Citing an unidentified spokesman for the foreign ministry, the North’s KCNA news agency reported that there was no reason for foreigners to feel threatened while in North Korea and that citizens from around the world were encouraged to visit. The spokesman stated “our doors are always open for all Americans who visit our country out of good will and wish to see our reality.”

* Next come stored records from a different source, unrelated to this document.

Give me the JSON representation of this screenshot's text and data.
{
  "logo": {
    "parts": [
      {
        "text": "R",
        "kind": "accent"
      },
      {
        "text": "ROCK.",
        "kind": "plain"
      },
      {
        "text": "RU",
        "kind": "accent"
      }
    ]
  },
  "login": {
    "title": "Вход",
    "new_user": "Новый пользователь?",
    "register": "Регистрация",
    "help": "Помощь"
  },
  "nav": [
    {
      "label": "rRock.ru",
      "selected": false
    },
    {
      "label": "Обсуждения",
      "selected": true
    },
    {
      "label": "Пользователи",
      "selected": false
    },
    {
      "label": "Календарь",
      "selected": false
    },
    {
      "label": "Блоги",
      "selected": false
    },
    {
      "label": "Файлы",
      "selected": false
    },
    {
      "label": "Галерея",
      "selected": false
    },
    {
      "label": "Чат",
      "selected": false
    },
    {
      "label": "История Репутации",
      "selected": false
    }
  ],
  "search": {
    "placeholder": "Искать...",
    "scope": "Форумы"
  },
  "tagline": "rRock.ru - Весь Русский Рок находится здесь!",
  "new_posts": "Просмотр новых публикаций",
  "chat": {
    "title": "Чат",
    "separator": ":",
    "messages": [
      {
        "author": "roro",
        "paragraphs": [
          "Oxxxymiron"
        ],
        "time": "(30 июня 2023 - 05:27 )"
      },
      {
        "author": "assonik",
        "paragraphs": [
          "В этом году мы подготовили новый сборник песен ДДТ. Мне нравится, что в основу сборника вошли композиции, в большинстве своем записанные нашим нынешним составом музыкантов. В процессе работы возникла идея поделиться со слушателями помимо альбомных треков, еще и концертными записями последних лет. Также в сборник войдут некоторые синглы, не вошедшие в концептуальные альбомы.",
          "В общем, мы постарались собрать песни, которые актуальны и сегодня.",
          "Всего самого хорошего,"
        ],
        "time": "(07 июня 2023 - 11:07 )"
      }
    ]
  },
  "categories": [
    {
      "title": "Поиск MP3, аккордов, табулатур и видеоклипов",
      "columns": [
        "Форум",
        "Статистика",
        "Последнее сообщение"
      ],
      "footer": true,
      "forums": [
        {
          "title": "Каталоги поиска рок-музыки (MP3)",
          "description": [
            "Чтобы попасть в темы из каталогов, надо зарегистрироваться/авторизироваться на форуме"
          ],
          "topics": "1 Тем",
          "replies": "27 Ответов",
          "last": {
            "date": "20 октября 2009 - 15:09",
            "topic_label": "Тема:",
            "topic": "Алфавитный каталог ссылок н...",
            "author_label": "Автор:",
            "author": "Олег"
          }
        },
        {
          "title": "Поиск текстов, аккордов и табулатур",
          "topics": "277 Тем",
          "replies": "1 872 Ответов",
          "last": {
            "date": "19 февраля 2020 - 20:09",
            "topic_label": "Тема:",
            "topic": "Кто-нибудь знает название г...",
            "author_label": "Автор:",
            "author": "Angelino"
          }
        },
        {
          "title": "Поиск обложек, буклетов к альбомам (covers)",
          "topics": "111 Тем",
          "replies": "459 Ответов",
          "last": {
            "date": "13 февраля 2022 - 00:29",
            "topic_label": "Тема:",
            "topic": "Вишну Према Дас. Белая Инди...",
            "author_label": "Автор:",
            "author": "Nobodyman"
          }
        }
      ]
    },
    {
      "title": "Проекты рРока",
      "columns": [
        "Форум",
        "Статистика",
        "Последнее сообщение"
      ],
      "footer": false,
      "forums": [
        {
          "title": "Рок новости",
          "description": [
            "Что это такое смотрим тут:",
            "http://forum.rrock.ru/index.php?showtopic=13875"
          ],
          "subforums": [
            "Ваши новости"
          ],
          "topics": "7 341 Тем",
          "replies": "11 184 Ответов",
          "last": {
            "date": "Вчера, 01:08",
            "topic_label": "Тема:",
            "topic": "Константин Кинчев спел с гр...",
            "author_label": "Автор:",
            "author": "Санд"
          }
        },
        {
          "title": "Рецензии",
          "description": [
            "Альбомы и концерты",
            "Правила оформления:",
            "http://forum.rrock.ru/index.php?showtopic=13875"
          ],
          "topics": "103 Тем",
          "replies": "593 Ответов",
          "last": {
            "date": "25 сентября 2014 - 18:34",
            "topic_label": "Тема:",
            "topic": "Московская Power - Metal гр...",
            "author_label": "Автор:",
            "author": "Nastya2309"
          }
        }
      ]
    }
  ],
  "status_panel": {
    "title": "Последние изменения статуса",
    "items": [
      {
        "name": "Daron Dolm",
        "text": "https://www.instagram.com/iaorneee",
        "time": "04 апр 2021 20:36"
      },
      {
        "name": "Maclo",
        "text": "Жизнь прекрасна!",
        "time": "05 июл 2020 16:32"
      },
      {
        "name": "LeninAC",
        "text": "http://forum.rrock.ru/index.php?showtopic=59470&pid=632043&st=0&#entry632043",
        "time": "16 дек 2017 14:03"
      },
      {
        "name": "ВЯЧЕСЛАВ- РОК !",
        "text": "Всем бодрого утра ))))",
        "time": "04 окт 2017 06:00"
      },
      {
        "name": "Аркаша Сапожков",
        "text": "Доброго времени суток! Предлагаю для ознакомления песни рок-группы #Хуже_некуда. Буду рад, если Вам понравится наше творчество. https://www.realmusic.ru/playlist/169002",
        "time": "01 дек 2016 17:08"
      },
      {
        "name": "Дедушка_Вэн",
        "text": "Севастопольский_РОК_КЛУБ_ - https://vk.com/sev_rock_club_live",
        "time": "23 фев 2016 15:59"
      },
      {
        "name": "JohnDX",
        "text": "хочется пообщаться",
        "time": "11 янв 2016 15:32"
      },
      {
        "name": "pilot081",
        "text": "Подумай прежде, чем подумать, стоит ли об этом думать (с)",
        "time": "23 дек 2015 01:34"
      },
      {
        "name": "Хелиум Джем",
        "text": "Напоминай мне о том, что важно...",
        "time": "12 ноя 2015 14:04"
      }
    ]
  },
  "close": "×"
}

Earlier this month, the US State Department announced that the ban would take effect on 1 September, noting however that some, including journalists and humanitarian workers, would be able to apply for exceptions. The ban will effectively make reclusive North Korea the only country to which US citizens are banned from travelling. The move follows the death in June of US student Otto Warmbier, who was sentenced last year in North Korea to fifteen years’ hard labour for trying to steal an item bearing a propaganda sign from his hotel. Mr Warmbier was in a coma when he was released by the North on humanitarian grounds. The circumstances of his death remain unclear.

In Friday’s report, while KCNA did not specifically name Mr Warmbier, it stated that the North had delivered “just punishment” to some US citizens who had carried out acts against the regime. According to the spokesman, “there is no country in the world that would let foreigners who commit this sort of crime be,” adding “ruling criminals by the law is exercising our confident right as a sovereign state.” The report further disclosed that the ban reflects Washington’s view of Pyongyang as an enemy and reiterated that US President Donald Trump’s administration should abandon its hostile policies towards the North.

Republican US Representative Joe Wilson, who introduced the bill to ban Americans from travelling to North Korea this year, has stated that hundreds of Americans are amongst the roughly 4,000 to 5,000 Western tourists who visit the North each year. North Korea is currently hold two Korean-American academics and a missionary in addition to a Canadian pastor and three South Korean nationals who were doing missionary work.